It must be the lockdown that caused me to make such an egregious mistake. In the regular old days it would have been a given that we would go out for two meals on Father’s Day. I guess I just got used to eating at home, so I didn’t plan lunch out. We had plans for a big Father’s Day dinner at Galatoire’s that evening, so I made Tom a big omelet for breakfast, thinking we’d be home for lunch.
About midday I offered a little snack at Steak & Shake, a place Tom likes that is closing a lot of locations across the country. This didn’t sound appealing to him so I defaulted to a regular Sunday spot, Oxlot 9. Our spontaneity usually gets us into trouble here. They are always busy. This time I actually called ahead but no one answered. We live mere minutes away, so we just went. As usual, they were full. Fate was with us though, and a table was getting up. For once there wasn’t a reservation waiting for it. They sat us and we commenced a gourmet brunch squeezed in before dinner.
Tom got right to it, ordering a drink he found unfamiliar, a Rye, which was beautifully presented with a lemon wheel and a tall sprig of fresh oregano.
Tom started ordering immediately, chargrilled oysters that, on sight were not local.
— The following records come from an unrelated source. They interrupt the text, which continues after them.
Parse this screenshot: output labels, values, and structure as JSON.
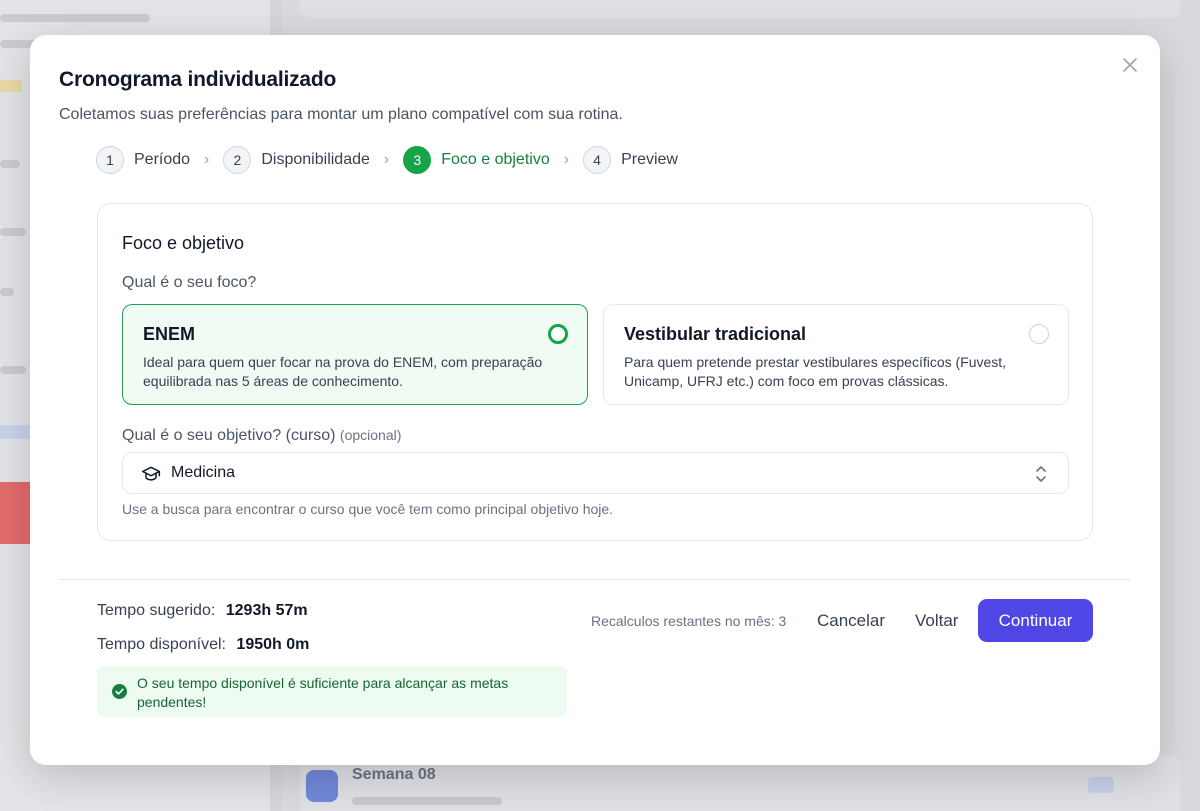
{
  "modal": {
    "title": "Cronograma individualizado",
    "subtitle": "Coletamos suas preferências para montar um plano compatível com sua rotina.",
    "close_icon": "close-icon"
  },
  "stepper": {
    "steps": [
      {
        "number": "1",
        "label": "Período",
        "active": false
      },
      {
        "number": "2",
        "label": "Disponibilidade",
        "active": false
      },
      {
        "number": "3",
        "label": "Foco e objetivo",
        "active": true
      },
      {
        "number": "4",
        "label": "Preview",
        "active": false
      }
    ],
    "separator": "›"
  },
  "card": {
    "title": "Foco e objetivo",
    "focus_question": "Qual é o seu foco?",
    "options": [
      {
        "title": "ENEM",
        "description": "Ideal para quem quer focar na prova do ENEM, com preparação equilibrada nas 5 áreas de conhecimento.",
        "selected": true
      },
      {
        "title": "Vestibular tradicional",
        "description": "Para quem pretende prestar vestibulares específicos (Fuvest, Unicamp, UFRJ etc.) com foco em provas clássicas.",
        "selected": false
      }
    ],
    "goal_question": "Qual é o seu objetivo? (curso)",
    "goal_optional": "(opcional)",
    "goal_value": "Medicina",
    "goal_icon": "graduation-cap-icon",
    "help_text": "Use a busca para encontrar o curso que você tem como principal objetivo hoje."
  },
  "footer": {
    "suggested_label": "Tempo sugerido:",
    "suggested_value": "1293h 57m",
    "available_label": "Tempo disponível:",
    "available_value": "1950h 0m",
    "alert_text": "O seu tempo disponível é suficiente para alcançar as metas pendentes!",
    "recalc_text": "Recalculos restantes no mês: 3",
    "cancel_label": "Cancelar",
    "back_label": "Voltar",
    "continue_label": "Continuar"
  },
  "background": {
    "week_label": "Semana 08"
  },
  "colors": {
    "accent": "#4f46e5",
    "success": "#16a34a",
    "success_bg": "#f0fbf4"
  }
}
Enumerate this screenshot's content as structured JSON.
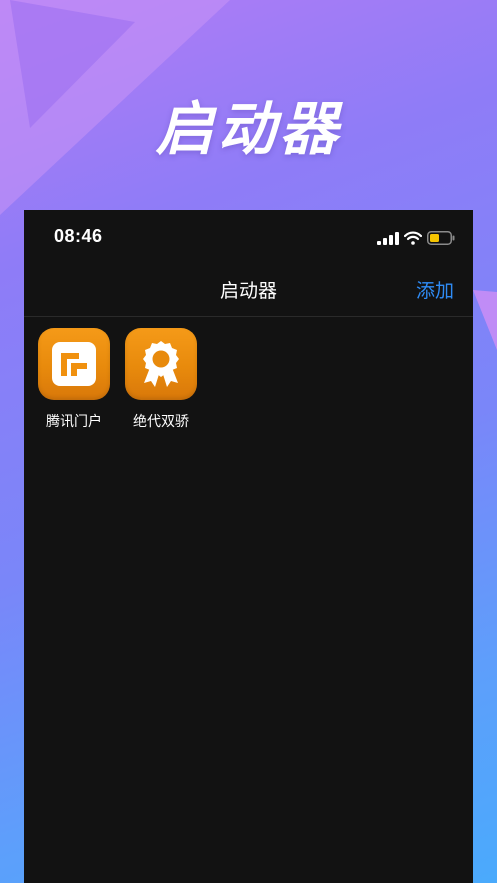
{
  "banner": {
    "title": "启动器"
  },
  "status_bar": {
    "time": "08:46",
    "icons": [
      "signal-icon",
      "wifi-icon",
      "battery-icon"
    ],
    "battery_color": "#f5c400"
  },
  "nav": {
    "title": "启动器",
    "action_label": "添加",
    "action_color": "#2f8cf6"
  },
  "apps": [
    {
      "label": "腾讯门户",
      "icon": "tencent-portal-icon"
    },
    {
      "label": "绝代双骄",
      "icon": "award-ribbon-icon"
    }
  ],
  "colors": {
    "app_icon": "#f0910f",
    "screen_bg": "#121212",
    "page_gradient_top": "#b27cf5",
    "page_gradient_bottom": "#4aaafc"
  }
}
I didn’t like the way they looked, but the smell got me. A hint of tarragon made me dip a finger in the butter-colored cream sauce with green bits of herbs, presumably tarragon. This was terrific! Unique. Irresistible. There were two perfectly square pieces of focaccia served with it, and it was the perfect bread with the proper heft to mop this up. The oysters were tiny, which I liked. Big mouthful meaty oysters are unappetizing to me. These tiny ones were just great.The next time I see Murder Point oysters on a menu, I will order them.
For some odd reason, Tom remembered the beignets here and ordered some of those, so at one point there were chargrilled oysters on the table accompanied by beignets. An odd combination, especially when both items were for one person.
Tom followed these two starters with his usual frittata, but this time crawfish instead of crab meat. I passed on the Crabcakes Benedict in favor of Poutine with roast beef debris. And Mary Leigh got what I would have gotten, just a biscuit. This is my favorite traditional biscuit anywhere. It’s large and dense and usually perfectly crusted on tip. Flaky. It is served with soft butter and fruit compote. It was less done than usual, but still great.
The poutine was a pile of fresh cut fries covered in cheese and gravy with shaved roast beef and a poached egg on top. These are also some of our favorite fresh cut fries, but the last time I had this the roast beef was more of a debris, which I preferred. What could be wrong with roast beef, gravy, cheese and fries in any configuration?
The frittata was piled high with arugula, sitting on a cheesy crusty, and fluffy mixture of baked eggs studded with lots of crawfish. This is consistently delicious, and one of the favorites for us on this favorite menu.
This menu is such a favorite we’ve pretty much worked our way all through it. There are no real disappointments. As I looked around the beautiful dining room, I’ve finally concluded that this place rates at the very top of my favorite restaurants anywhere. People always ask us what our favorite restaurants are. For Tom that’s easy: Antoine’s. For me also easy: Bottega Louie in Los Angeles is my favorite restaurant in the world. This one is not far behind.